According to the Times, at least eight executives in Mexico, India and Betonville, Ark, have left the company since late 2011, when the newspaper launched its investigation into potential corruption violations by the company. The sales giant has also revamped its global compliance program and added more compliance staff.
Wal-Mart is under federal investigation into whether they violated the Foreign Corrupt Practices Act which makes it illegal for American companies to bribe foreign officials. In this case, the company is accused of illegally bribing Mexican officials to speed up building permits and curry political favors. In a bid to build stores quickly, and win market dominance in Mexico, Wal-Mart de Mexico allegedly orchestrated their widespread bribery campaign that allowed superstores to be built on archeologically sensitive land and in areas widely opposed by residents.
In September of 2005, a former Wal-Mart executive detailed the bribery accusations and the company ended up launching an internal investigation, which confirmed the executive's account, according to the Times, finding evidence of $24 million in bribery payments.
A federal investigation is reportedly ongoing but the Department of Justice has not confirmed nor denied its existence.
Still, more than two years since the bribery allegations, top brass at the company have either left or are in the process of leaving. The former chief administrative officer for Wal-Mart in the United States, the general counsel at Wal-Mart's Mexican division left the company, José Luis Rodríguezmacedo Rivera, and Walmart's former chief executive is retiring this month.
The changes come as the world's largest retailer faces new challenges at a time when low prices and one-stop shopping can be a few clicks away on a tablet computer or mobile phone. Wal-Mart Stores Inc. built its reputation on everyday low prices and convenient supercenters that allow customers to do all their shopping in one place.
But revenue at established Wal-Mart stores in the U.S., which account for 60 percent of the company's total sales, has declined for five consecutive quarters.
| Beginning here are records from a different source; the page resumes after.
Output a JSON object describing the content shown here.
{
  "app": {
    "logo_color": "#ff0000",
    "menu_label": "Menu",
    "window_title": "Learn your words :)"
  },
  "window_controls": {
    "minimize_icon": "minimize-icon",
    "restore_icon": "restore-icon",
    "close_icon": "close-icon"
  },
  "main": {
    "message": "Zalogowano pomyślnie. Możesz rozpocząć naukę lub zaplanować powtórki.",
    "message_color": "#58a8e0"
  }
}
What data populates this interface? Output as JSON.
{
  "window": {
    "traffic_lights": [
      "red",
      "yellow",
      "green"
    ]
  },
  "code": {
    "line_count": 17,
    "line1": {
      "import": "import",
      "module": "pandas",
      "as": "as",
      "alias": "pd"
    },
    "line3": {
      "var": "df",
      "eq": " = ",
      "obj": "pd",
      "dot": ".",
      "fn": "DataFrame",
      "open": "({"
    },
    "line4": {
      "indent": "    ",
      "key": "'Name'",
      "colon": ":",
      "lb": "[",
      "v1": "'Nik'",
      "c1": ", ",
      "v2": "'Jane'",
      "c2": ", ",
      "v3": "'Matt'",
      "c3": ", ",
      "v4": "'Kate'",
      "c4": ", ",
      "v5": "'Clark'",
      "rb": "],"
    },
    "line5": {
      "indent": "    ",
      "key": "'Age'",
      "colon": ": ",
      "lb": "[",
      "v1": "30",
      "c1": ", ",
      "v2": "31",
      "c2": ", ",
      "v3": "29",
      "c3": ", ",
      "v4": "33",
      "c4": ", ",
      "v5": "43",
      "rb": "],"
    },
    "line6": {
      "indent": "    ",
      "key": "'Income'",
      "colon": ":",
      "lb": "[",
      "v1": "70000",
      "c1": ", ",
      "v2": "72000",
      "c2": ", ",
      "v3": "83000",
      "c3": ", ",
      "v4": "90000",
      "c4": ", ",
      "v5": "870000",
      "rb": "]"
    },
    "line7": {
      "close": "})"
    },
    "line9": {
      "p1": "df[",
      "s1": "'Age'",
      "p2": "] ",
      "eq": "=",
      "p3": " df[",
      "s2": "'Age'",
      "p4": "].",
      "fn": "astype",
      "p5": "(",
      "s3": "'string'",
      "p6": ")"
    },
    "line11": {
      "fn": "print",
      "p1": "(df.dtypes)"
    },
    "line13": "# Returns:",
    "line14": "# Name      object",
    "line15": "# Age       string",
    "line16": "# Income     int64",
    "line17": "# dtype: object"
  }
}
Meanwhile, the number of customers has fallen six quarters in a row.
The Associated Press contributed to this report.